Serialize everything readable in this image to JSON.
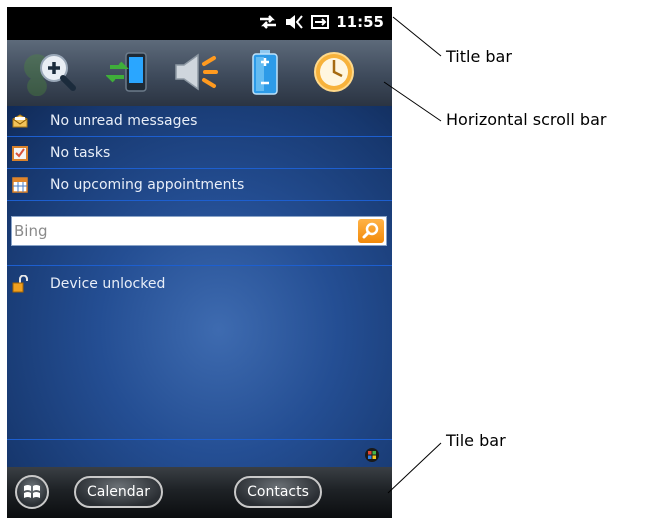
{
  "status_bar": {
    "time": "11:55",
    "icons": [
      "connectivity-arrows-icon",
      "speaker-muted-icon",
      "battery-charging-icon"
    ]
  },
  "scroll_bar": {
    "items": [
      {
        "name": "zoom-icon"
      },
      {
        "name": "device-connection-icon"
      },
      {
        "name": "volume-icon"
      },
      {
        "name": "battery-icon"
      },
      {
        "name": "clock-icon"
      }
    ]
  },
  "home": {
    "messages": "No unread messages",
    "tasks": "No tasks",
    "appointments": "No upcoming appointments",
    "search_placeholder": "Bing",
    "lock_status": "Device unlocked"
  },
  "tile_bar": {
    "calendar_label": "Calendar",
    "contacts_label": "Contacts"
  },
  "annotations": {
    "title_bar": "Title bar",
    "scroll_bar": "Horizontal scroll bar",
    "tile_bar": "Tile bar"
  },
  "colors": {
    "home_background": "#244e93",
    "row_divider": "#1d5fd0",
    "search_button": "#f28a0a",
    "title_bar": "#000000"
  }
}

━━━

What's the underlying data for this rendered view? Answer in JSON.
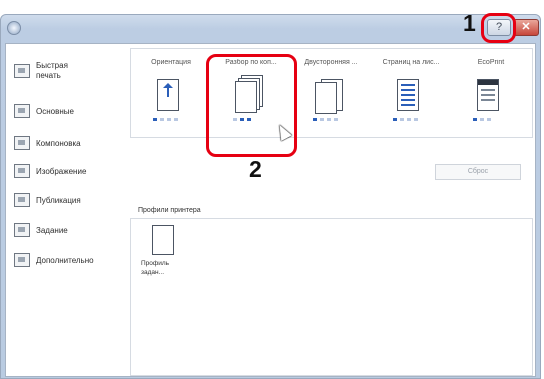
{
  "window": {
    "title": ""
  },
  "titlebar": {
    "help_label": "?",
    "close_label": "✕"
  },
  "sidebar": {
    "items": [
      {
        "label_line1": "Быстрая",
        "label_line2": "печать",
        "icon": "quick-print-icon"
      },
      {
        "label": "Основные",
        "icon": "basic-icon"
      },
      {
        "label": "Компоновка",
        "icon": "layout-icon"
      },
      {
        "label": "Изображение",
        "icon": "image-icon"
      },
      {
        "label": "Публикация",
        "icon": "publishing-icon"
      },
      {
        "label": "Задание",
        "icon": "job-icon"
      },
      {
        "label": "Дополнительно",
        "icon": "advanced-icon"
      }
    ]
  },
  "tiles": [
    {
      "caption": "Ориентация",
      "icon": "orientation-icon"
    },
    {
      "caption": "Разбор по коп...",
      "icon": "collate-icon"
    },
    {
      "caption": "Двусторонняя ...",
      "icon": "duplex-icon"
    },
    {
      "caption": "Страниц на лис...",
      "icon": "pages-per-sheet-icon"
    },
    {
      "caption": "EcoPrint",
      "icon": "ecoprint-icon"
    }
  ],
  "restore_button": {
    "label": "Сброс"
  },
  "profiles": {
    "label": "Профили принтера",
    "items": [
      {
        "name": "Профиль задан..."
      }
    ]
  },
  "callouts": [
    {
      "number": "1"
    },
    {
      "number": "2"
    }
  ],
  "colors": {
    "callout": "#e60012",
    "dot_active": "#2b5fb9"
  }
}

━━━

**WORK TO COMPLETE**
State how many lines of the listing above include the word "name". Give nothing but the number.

**ANSWER TO THIS PROBLEM**
6